When PBS says it's going inside nature’s giants, it really means it's going inside nature’s giants. The term has become used metaphorically in general to mean doing a profile, so I went into the episode expecting a profile of the Great White Shark. That is what happened, but it was done so by focusing on the dissection of a single, massive great white shark by a team of expects. By using that fairly tight focus, Inside Nature’s Giants works as a smart, accessible, and gory profile of the largest carnivorous shark.
The dissection is done by a team of experts in different fields, who all tend to be outgoing, interesting, and comfortable in front of the camera.

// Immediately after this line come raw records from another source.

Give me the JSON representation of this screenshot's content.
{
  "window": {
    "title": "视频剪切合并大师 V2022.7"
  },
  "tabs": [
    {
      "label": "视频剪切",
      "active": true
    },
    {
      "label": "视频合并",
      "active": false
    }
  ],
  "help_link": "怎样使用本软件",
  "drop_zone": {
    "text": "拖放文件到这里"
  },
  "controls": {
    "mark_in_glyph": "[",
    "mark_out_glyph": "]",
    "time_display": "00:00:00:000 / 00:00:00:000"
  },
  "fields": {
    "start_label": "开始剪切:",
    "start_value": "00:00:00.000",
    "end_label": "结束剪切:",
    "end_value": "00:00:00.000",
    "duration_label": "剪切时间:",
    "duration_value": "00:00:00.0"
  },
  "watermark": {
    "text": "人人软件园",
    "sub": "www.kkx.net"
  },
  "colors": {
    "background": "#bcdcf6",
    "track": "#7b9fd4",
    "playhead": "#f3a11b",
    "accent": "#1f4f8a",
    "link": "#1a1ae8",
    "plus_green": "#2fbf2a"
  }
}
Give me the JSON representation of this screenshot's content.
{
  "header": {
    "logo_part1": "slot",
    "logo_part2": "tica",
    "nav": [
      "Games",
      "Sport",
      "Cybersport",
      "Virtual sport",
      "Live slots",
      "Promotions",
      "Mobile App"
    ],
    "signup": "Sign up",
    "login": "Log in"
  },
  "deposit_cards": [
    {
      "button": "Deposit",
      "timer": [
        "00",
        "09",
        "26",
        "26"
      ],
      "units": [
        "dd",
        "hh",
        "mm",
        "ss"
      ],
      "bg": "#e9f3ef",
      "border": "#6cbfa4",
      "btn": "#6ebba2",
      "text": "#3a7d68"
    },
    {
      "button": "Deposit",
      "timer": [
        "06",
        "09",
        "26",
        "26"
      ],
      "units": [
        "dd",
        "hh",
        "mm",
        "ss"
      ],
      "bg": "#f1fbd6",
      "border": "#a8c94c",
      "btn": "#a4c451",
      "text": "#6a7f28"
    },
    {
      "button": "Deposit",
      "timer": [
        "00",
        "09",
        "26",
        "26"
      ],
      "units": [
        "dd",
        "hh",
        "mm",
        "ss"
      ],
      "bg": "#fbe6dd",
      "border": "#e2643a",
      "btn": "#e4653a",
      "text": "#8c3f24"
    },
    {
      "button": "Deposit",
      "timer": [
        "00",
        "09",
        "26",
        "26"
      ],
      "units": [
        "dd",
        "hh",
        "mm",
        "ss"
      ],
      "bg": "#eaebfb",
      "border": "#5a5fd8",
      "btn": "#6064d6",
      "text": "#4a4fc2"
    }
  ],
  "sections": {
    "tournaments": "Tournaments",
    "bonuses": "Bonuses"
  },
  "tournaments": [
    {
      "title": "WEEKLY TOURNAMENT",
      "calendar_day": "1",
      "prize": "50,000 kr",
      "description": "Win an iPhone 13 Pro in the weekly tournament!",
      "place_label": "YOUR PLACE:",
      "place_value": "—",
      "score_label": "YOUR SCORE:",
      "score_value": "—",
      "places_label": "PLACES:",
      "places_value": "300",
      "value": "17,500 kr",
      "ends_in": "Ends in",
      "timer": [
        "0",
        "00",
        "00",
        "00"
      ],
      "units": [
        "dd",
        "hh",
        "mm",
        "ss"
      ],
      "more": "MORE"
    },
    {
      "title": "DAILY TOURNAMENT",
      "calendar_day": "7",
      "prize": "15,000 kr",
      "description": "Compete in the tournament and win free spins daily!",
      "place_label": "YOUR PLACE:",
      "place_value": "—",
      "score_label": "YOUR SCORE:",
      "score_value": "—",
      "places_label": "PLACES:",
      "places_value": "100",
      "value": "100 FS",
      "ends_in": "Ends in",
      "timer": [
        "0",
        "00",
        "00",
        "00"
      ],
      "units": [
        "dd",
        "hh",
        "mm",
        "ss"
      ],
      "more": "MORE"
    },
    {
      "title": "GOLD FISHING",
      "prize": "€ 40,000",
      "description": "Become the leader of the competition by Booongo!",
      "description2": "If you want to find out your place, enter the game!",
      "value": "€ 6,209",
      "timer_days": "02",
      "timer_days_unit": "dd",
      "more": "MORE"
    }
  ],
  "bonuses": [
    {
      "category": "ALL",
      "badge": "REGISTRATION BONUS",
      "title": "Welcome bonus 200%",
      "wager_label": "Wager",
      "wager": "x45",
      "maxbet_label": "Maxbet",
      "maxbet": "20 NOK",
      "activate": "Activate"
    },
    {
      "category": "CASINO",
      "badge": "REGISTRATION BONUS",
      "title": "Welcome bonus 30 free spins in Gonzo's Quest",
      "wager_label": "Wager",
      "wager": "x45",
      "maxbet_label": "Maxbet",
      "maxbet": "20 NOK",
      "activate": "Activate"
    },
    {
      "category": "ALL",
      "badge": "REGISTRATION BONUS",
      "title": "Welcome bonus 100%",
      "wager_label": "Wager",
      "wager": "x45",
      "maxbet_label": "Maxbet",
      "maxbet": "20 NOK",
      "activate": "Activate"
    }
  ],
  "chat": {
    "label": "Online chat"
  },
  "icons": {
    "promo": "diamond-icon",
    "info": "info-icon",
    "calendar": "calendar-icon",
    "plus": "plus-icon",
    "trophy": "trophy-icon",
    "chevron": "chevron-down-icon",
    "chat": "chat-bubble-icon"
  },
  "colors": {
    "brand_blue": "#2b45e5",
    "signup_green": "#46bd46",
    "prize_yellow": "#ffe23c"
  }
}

Some seem to be attached to the six-episode show generally, like Joy Reidenberg, an expert on aquatic mammals, who is especially excited to have her first shark dissection. Joy brings much of the fun to the proceedings. She’s smart and excited, yes, but she’s also playful, lying down next to shark liver to measure its size or biting her lip til it bleeds, and laughing about it, when she encounters a shark while she's in a cage for the first time.
The show also brings on specific experts for each episode, like Enrico Gennari, an Italian shark researcher whose gleeful exuberance about the animal is matched only by his insistence that Jaws ruined the poor creature’s reputation. Inside Nature’s Giants is light on big-picture stuff, but it builds towards a conclusion that sharks are being mistreated, both by people who consider them deadly threats to human safety as well as fishermen who kill them for their fins. Like much of the program, it’s low-key, but effective.
Camaraderie between the scientists involved is perhaps the most appealing part of the show, since it allows them to show what they find most interesting about the animal, but it’s only one component of many.
Inside Nature’s Giants also has some of the best use of CGI that I’ve seen in a nature documentary. It’s reasonably high-quality, which helps, but it’s also used directly to illustrate the workings of the body parts we see from the dissection. Watching how the shark’s jaws work and are regrown is fascinating enough, but when the CGI switches to a similar form with the evolutionary ancestor of the shark, it’s incredibly compelling and downright educational.
The show switches between different perspectives to best demonstrate whatever it needs to do. Here’s a YouTube video of a baby shark being born; there’s the narrator, making a complex subject simple. Richard Dawkins even shows up, albeit in a studio far from the dissection itself, in order to explain some of the evolutionary aspects of the fish, like how the shark’s teeth evolved from its skin. By cycling through each of these aspects, the show doesn't let any single one dominate to the point where it gets annoying.
It’s that balance that makes Inside Nature’s Giants work so well both as entertainment and education. It is gory, sure, and it does have some trouble wrapping the whole thing up at the end. But in a media environment where Planet Earth-style detached documentaries seem to be the way nature docs are moving, it’s nice to see a “scientists geeking out about cool animals” program work so effectively.
- A couple previous episodes are available on the PBS website.
- Most people survive rare Great White attacks. The sharks take an exploratory bite and find you’re not as tasty as a seal.
- Coolest sequence of the episode: the bit where CGI, the corpse, and video of sharks shows how they thrust their jaw out in order to bite. The Goblin shark is weird.
- “It’s taken a breathing apparatus and made a weapon out of it”